[Dataset rows describing interfaces]
_ _ _ _ _ _ _
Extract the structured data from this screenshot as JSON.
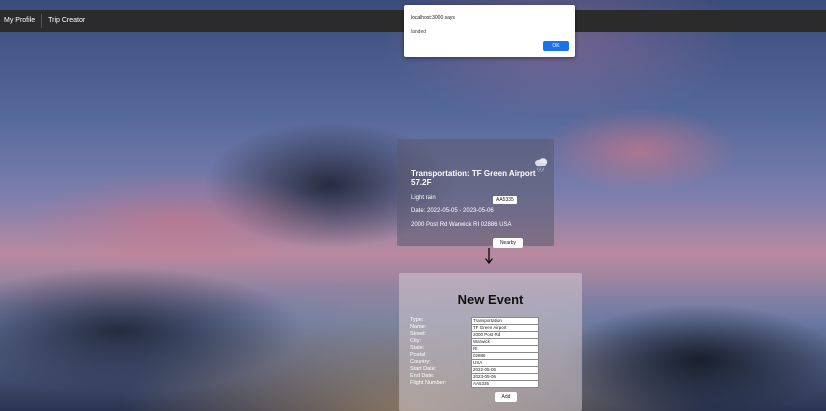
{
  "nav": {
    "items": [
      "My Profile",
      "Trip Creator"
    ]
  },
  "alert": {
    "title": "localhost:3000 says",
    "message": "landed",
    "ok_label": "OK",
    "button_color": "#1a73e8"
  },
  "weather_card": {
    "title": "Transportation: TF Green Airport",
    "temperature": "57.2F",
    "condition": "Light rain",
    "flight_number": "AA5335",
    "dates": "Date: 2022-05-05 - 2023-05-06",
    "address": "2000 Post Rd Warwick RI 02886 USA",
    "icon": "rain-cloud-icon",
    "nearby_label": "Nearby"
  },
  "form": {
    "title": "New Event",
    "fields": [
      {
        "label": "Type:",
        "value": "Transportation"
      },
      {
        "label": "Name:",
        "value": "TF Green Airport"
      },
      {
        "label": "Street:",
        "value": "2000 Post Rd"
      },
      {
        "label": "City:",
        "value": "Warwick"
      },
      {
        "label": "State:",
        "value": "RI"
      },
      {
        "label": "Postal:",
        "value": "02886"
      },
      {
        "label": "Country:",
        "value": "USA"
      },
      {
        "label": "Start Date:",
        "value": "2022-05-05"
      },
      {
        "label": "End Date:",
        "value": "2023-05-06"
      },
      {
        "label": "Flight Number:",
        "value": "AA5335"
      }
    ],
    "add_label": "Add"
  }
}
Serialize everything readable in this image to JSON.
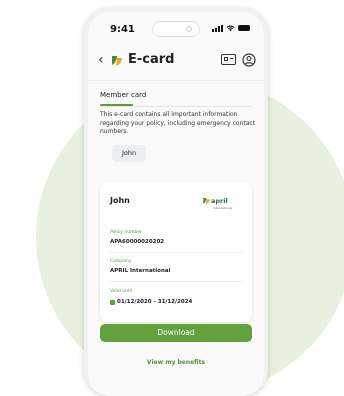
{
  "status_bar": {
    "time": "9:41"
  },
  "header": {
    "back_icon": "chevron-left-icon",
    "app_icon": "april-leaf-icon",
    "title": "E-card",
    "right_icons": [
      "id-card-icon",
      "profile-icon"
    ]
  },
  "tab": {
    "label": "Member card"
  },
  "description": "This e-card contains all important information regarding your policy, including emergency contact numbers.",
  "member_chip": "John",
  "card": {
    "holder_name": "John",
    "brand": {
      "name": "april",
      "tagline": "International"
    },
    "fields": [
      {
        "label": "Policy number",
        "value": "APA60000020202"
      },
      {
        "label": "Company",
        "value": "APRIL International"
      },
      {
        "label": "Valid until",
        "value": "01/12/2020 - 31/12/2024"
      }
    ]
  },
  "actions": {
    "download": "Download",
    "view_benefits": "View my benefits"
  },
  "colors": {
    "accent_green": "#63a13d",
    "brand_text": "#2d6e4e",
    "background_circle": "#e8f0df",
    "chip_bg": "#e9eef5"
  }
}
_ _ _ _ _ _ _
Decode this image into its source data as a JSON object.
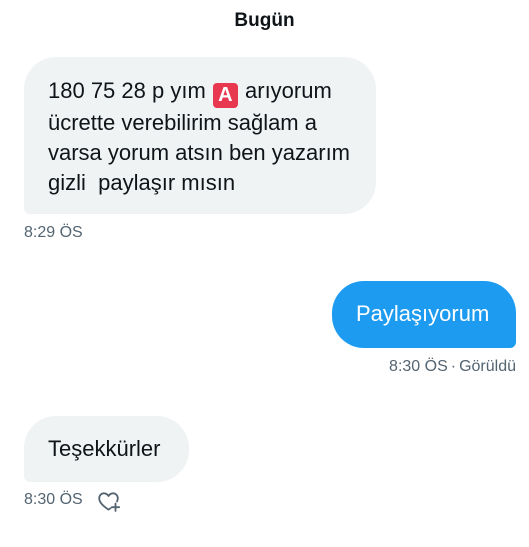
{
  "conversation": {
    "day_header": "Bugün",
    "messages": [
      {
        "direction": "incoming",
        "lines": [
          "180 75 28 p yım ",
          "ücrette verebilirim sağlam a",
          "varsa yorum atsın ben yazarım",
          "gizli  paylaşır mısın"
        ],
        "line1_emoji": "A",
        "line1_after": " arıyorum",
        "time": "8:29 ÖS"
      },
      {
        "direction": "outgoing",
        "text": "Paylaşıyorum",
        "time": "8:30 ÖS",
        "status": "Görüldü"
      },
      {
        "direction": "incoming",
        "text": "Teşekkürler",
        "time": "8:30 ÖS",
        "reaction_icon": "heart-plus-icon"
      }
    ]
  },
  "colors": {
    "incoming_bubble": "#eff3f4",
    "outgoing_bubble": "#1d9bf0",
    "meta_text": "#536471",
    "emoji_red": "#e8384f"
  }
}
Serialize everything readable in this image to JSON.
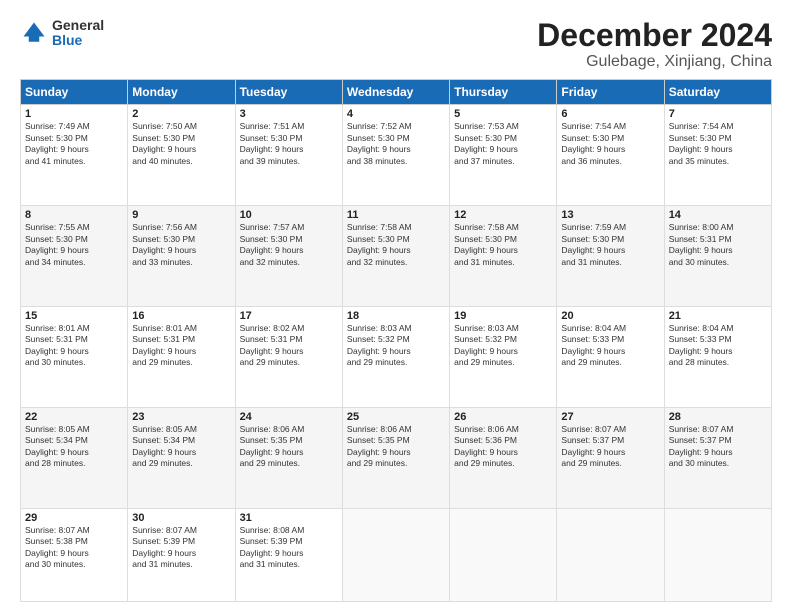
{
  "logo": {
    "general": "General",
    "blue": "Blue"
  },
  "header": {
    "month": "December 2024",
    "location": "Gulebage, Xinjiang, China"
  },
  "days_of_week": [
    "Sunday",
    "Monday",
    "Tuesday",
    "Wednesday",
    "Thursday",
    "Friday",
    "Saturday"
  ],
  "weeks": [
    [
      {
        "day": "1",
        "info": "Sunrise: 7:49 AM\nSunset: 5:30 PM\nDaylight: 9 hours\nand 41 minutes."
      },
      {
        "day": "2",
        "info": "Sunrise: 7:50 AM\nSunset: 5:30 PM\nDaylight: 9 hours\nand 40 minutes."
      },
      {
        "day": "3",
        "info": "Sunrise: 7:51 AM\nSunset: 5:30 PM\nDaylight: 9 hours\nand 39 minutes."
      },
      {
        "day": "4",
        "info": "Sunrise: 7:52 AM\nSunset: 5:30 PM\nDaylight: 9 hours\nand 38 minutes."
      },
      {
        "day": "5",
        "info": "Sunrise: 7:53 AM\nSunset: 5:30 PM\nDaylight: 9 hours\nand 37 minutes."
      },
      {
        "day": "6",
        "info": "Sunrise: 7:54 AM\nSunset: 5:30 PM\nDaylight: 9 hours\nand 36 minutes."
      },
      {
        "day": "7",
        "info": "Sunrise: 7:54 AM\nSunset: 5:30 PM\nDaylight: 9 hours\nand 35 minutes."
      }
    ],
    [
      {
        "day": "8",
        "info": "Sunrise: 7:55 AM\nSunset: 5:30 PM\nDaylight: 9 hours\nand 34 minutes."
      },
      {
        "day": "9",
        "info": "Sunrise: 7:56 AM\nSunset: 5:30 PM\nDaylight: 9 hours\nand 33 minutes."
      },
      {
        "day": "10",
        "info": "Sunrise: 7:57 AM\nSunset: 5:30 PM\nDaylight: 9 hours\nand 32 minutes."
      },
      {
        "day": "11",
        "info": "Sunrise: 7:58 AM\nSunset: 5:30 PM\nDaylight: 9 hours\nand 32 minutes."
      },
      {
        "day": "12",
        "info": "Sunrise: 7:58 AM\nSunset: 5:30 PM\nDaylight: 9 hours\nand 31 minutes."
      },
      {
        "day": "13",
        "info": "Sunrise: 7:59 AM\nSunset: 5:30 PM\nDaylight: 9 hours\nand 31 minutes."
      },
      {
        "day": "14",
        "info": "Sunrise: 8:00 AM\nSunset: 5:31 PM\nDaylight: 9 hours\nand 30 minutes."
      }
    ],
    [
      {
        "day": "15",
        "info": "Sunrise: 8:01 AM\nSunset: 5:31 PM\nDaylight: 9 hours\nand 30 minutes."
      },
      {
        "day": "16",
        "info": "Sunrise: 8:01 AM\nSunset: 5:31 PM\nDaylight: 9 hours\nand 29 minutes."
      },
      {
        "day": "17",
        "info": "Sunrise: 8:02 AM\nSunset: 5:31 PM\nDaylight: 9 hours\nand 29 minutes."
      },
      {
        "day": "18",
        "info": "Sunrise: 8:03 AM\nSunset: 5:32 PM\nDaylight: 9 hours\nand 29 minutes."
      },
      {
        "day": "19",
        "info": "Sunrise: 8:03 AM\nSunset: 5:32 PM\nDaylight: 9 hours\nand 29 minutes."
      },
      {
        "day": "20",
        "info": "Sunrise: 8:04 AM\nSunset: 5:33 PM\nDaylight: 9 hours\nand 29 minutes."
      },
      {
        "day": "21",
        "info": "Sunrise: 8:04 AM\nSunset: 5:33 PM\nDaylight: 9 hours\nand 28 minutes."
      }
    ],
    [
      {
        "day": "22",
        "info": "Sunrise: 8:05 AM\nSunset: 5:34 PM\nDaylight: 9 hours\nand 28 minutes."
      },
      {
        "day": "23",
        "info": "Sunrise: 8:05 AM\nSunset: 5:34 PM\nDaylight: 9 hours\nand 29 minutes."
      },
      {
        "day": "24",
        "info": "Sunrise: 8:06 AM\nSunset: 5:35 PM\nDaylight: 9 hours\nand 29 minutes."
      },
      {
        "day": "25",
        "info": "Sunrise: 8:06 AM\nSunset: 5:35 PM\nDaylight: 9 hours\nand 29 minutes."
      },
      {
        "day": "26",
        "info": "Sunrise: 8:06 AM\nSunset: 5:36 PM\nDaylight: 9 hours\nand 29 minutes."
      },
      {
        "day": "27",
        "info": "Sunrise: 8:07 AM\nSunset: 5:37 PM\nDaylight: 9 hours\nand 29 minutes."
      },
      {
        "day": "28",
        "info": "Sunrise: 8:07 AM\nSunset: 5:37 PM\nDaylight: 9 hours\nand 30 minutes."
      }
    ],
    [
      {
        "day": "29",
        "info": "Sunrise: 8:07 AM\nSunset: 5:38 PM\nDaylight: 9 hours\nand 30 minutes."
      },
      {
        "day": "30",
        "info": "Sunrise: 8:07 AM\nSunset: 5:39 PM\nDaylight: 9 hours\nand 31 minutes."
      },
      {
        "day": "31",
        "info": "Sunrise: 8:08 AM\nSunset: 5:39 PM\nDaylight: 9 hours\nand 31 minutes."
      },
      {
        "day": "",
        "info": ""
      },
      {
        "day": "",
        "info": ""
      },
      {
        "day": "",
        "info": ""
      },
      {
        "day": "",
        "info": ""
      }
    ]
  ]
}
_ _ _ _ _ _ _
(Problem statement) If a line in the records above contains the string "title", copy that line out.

(Answer to this exercise)
    "title": "localhost:3000 says",
    "title": "Transportation: TF Green Airport",
    "title": "New Event",
    "title": "E-card",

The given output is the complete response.